Two letters in the latest issue of the excellent Cruising Association magazine* claim it is now safe to rely entirely on electronic charts because backups to the boat’s main chartplotter are so cheaply available. You can leave your old paper charts abandoned in the bottom of a locker somewhere, the argument goes.
However, while researching updates for the yachtmaster book I mentioned last month, I’ve been re-reading intensively about old fashioned navigation techniques I learnt a long time ago, some of which were beginning to fade from memory. It has reinforced for me how important it is to avoid total reliance on electronics and have a portfolio of navigation skills including the old ones. Continue reading “Relearning old navigation lessons”
To cut back seriously on paper charts, the greater vulnerability of equipment on a small craft to accidental damage would have to be taken into account, including lightning strikes. For small boats it is already possible to buy, at a price, extremely robust electronic systems, including waterproof laptops that withstand impacts (costing several thousand pounds), and high capacity lithium battery back-up packs; small back-up generators have also become cheaper in recent years and can be accommodated on many mid-sized cruising yachts.

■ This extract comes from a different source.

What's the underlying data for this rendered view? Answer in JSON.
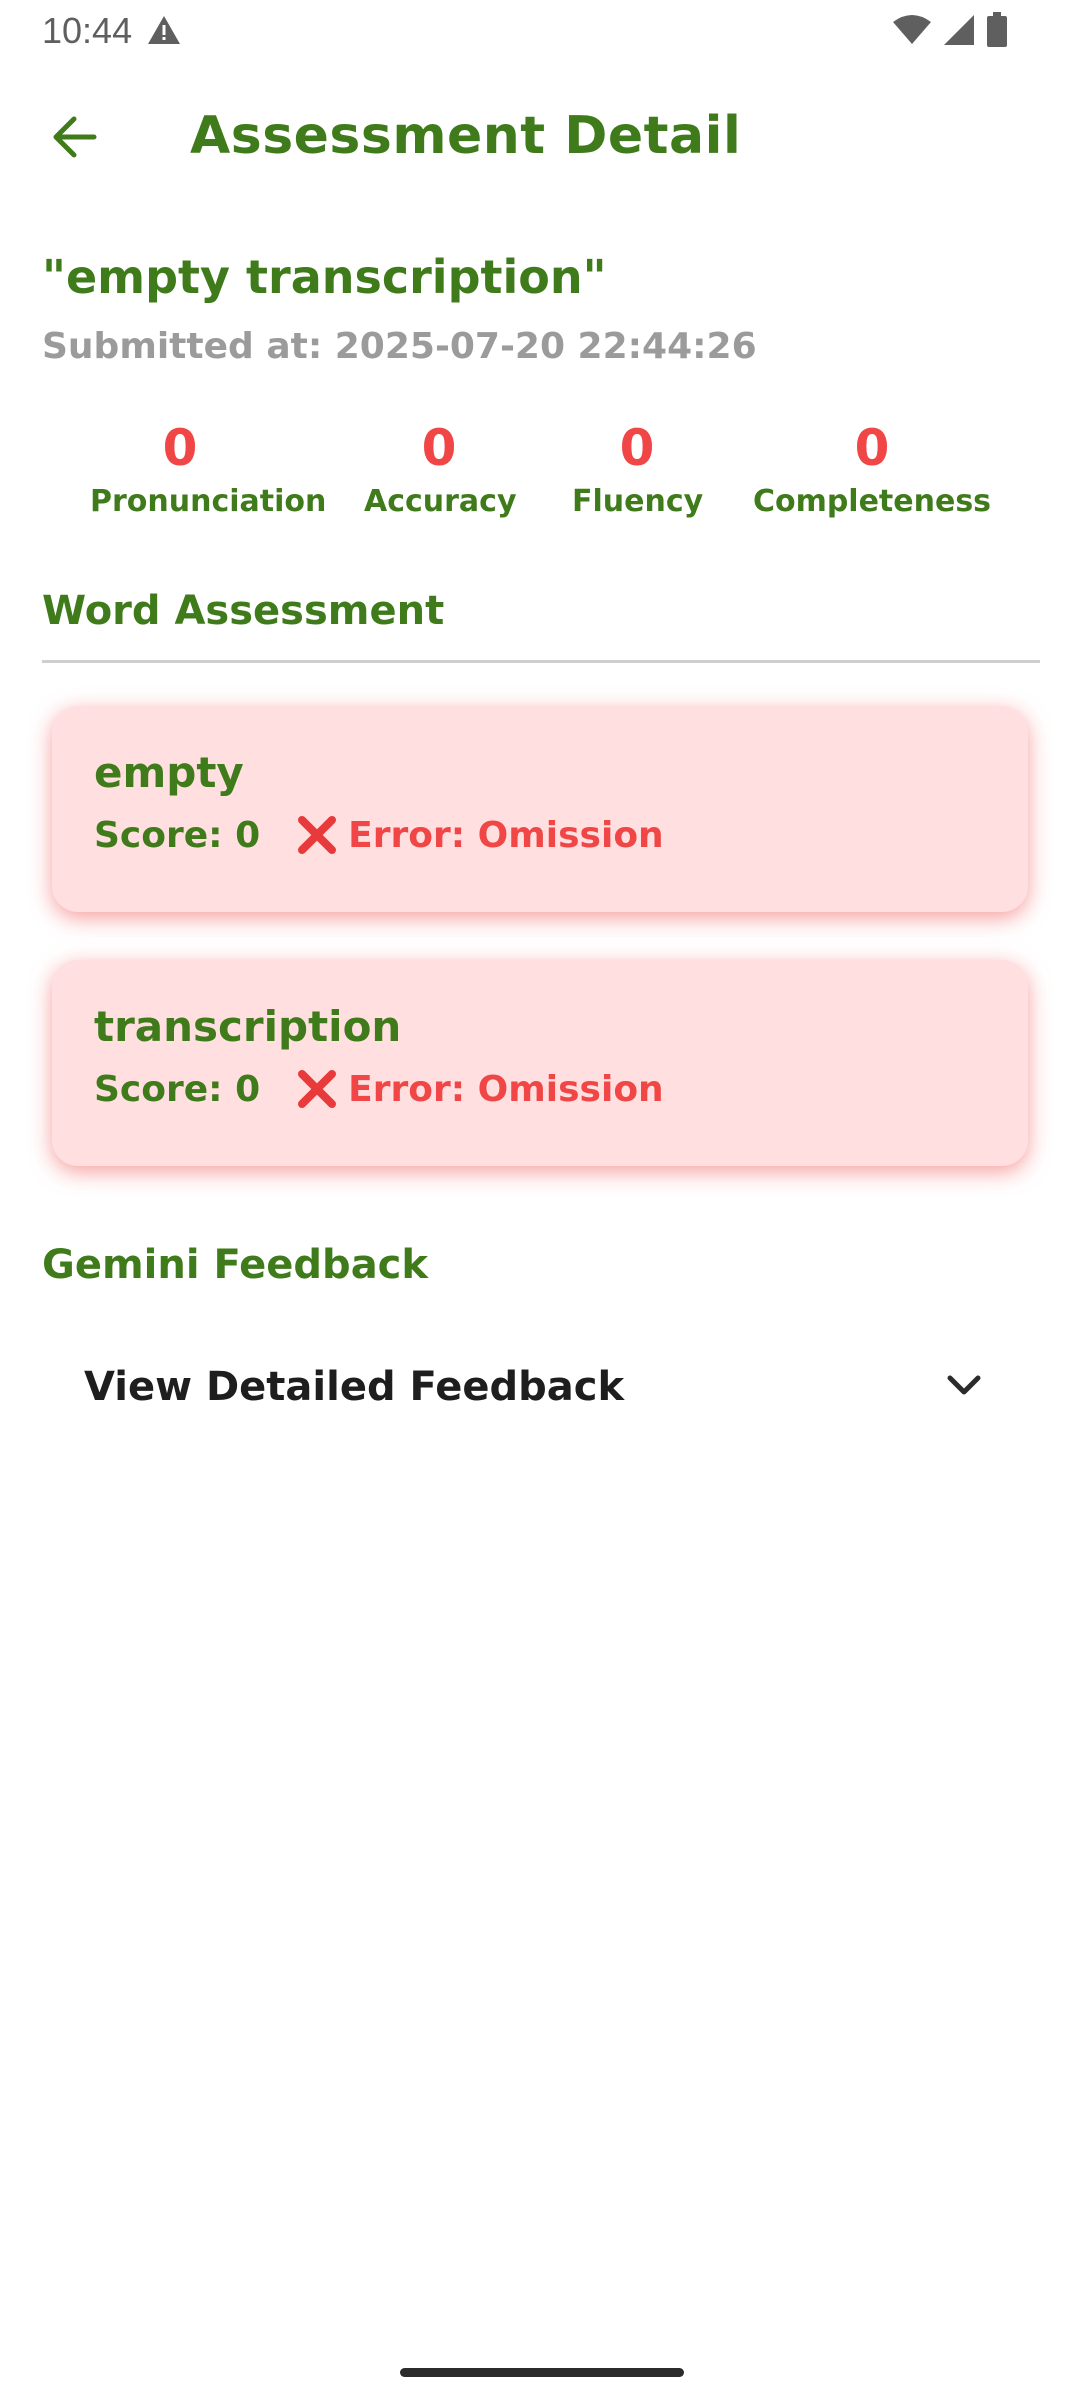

At a cost, robust weather and shockproof electronic navigation with reliable backup systems should therefore be quite close to achievable now on a yacht. Even if we fall well short of the rigorous standards of an ECDIS system, we will not be carrying 100,000 tonnes of crude oil or thousands of containers, so perhaps we can be allowed to be rather less tough on the backup specifications. Similarly with training: new courses may be necessary, but perhaps not the 40 hours plus specified for ECDIS for commercial ship deck officers.
Continue reading “How to mimic big ship equipment”